(Page and application data records)
************

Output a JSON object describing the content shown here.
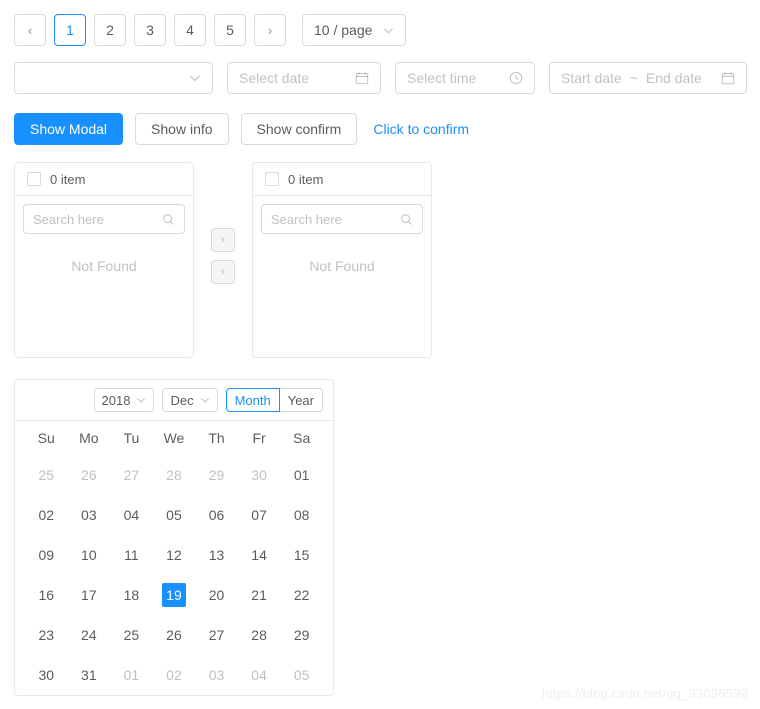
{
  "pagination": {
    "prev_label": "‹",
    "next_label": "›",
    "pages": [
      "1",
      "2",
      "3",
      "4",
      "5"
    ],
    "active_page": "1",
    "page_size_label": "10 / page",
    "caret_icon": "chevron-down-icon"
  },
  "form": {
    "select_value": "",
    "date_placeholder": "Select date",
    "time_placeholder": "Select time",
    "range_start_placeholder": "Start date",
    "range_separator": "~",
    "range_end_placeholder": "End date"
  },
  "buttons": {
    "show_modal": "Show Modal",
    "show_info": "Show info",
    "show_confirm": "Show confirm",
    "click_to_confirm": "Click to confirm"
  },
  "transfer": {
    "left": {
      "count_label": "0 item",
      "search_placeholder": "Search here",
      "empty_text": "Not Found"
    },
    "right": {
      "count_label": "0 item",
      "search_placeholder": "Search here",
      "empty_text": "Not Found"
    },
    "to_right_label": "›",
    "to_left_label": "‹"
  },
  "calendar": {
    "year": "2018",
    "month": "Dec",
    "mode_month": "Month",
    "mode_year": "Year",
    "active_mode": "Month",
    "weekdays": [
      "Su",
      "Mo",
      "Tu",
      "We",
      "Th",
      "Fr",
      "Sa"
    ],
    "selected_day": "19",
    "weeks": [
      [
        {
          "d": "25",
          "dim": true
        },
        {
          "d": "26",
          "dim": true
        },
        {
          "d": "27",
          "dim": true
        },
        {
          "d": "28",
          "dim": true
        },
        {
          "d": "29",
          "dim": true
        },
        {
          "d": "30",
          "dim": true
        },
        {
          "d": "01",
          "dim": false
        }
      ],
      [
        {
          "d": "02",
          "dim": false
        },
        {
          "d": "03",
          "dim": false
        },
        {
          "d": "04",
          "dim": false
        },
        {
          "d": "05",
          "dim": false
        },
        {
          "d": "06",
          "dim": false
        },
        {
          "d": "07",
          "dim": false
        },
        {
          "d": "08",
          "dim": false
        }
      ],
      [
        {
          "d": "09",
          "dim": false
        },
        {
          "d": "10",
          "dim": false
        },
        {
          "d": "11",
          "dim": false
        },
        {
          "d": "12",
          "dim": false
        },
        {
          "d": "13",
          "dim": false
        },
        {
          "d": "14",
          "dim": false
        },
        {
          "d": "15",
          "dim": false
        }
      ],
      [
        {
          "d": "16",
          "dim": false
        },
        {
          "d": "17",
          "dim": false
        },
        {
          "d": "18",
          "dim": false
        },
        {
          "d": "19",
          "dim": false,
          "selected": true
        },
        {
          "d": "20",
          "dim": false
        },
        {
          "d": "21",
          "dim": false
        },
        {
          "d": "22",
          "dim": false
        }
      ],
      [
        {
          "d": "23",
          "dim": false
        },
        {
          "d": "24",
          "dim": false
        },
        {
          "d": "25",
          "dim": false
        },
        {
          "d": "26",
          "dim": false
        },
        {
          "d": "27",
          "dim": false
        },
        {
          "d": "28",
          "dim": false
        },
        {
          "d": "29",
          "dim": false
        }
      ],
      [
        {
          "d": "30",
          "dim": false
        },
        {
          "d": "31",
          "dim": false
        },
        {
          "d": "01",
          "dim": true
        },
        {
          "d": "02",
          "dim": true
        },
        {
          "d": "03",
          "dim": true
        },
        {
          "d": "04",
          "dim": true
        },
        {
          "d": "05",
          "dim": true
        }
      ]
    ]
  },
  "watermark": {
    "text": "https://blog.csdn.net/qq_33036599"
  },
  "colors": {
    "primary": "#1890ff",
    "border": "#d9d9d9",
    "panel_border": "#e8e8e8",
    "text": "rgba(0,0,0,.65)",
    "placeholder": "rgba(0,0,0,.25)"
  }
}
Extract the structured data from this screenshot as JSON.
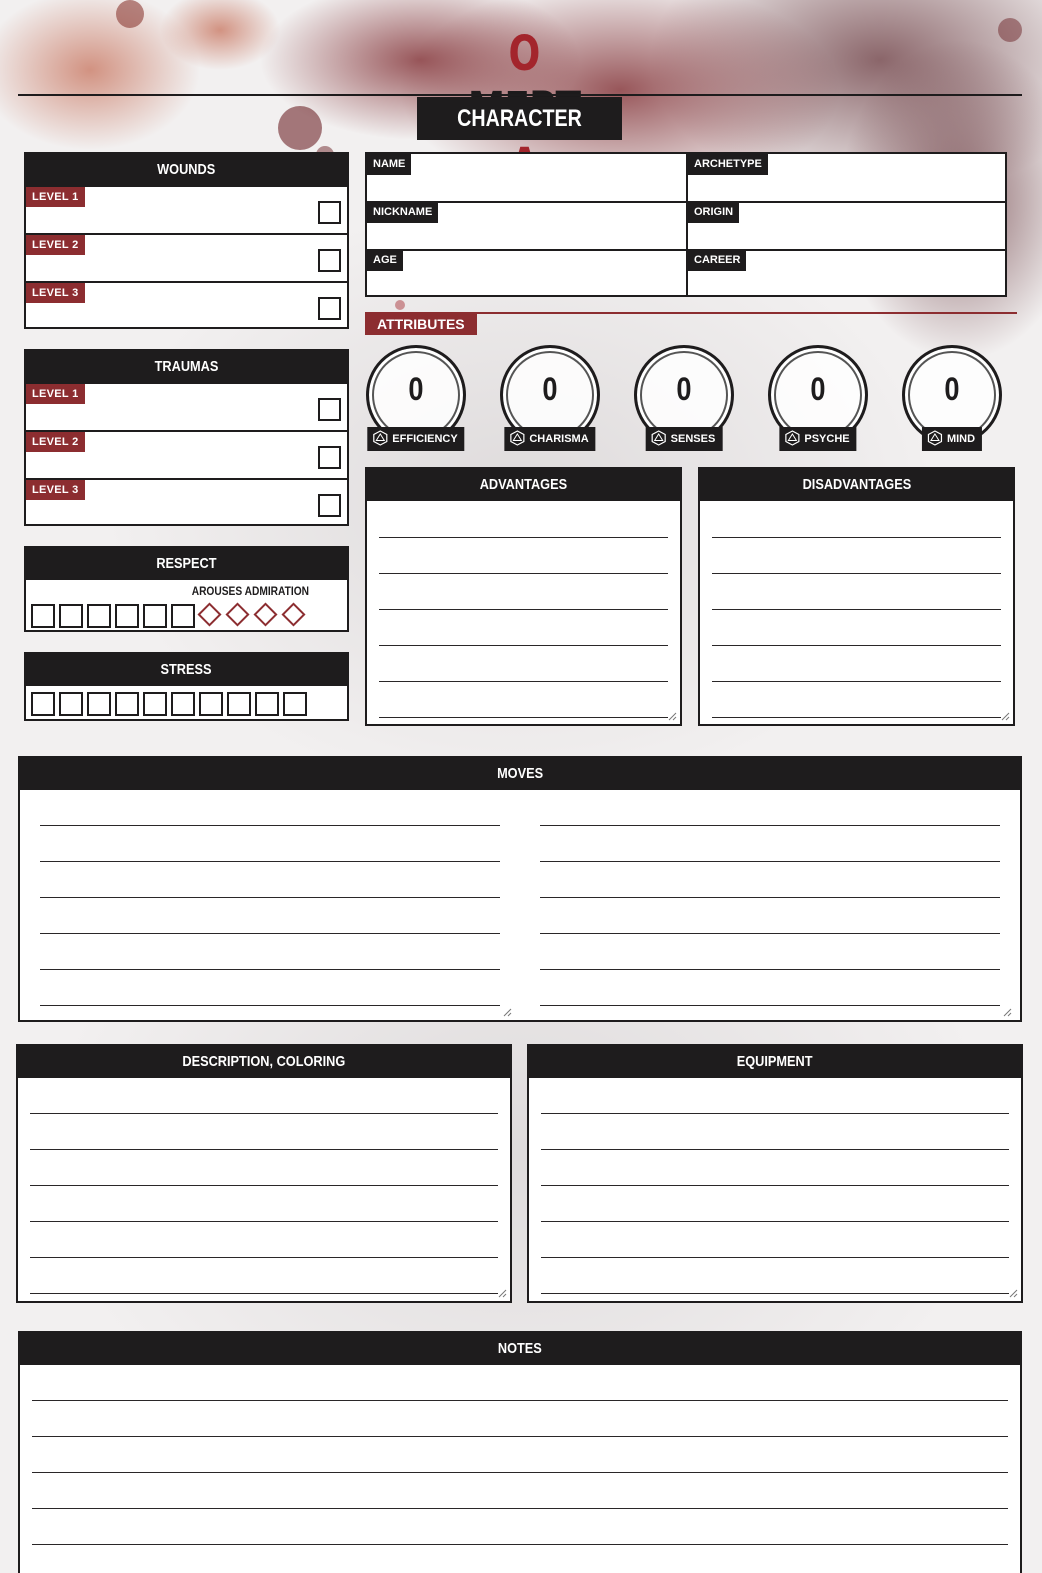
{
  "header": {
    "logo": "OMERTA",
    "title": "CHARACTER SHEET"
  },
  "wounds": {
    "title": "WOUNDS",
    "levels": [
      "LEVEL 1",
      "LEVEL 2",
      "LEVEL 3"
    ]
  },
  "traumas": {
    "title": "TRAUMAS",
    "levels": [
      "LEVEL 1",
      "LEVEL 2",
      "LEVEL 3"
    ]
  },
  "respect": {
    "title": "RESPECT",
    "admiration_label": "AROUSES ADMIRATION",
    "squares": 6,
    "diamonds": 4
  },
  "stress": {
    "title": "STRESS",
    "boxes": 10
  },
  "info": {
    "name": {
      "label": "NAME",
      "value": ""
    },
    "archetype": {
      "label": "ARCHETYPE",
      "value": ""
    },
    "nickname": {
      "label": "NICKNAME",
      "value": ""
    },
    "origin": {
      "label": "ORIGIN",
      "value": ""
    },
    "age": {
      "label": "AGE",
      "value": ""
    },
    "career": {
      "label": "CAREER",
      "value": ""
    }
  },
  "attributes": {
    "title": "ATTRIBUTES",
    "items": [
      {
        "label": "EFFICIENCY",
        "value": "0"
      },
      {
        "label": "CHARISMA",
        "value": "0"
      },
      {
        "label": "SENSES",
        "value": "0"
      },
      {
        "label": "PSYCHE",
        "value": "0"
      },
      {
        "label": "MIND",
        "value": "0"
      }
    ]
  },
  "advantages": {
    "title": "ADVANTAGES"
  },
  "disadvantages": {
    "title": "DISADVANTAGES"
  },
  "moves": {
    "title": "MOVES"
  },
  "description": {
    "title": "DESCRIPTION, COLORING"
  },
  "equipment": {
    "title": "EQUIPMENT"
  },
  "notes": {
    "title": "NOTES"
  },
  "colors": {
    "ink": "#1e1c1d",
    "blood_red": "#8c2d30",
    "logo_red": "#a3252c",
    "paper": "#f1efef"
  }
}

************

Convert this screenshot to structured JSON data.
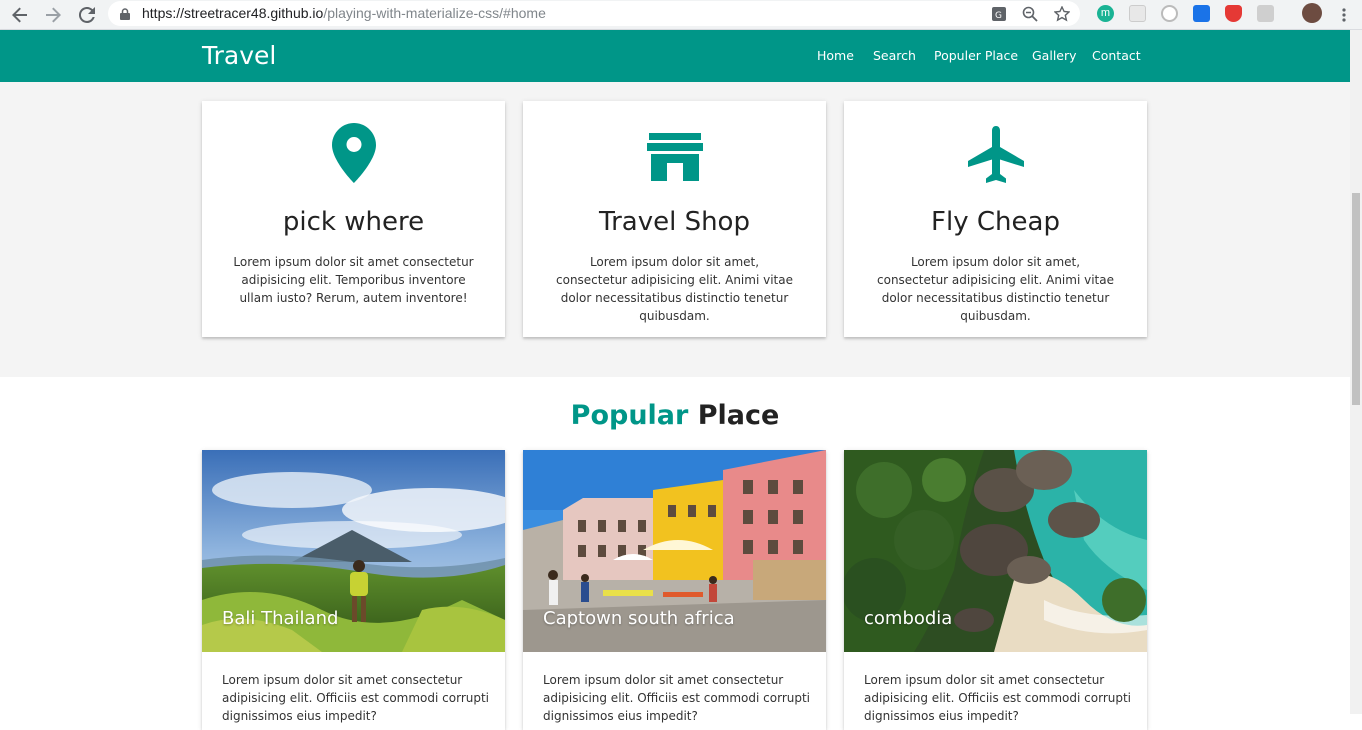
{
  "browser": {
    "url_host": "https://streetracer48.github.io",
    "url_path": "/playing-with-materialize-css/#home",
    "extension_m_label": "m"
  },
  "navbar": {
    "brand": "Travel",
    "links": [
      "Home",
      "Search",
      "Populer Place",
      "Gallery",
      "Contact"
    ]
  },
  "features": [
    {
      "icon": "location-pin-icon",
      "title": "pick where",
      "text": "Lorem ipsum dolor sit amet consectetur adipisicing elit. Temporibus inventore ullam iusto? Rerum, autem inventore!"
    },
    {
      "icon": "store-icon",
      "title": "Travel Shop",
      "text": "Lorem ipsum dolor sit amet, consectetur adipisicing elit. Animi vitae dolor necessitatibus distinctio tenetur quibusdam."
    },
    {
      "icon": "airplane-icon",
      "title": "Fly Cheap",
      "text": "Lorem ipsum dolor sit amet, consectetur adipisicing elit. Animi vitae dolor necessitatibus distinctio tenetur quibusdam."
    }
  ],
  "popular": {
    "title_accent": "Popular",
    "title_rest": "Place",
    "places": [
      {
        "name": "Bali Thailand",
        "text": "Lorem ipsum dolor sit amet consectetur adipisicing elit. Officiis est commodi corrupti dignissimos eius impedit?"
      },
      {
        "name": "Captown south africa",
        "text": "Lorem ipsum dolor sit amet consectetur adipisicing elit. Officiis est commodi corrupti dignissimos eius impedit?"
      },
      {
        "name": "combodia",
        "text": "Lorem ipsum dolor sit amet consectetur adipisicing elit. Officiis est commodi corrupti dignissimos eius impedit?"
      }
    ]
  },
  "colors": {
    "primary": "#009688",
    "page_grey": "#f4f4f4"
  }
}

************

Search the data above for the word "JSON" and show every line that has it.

Output a JSON object describing the content shown here.
Extract the structured data from this screenshot as JSON.
Convert this screenshot to structured JSON data.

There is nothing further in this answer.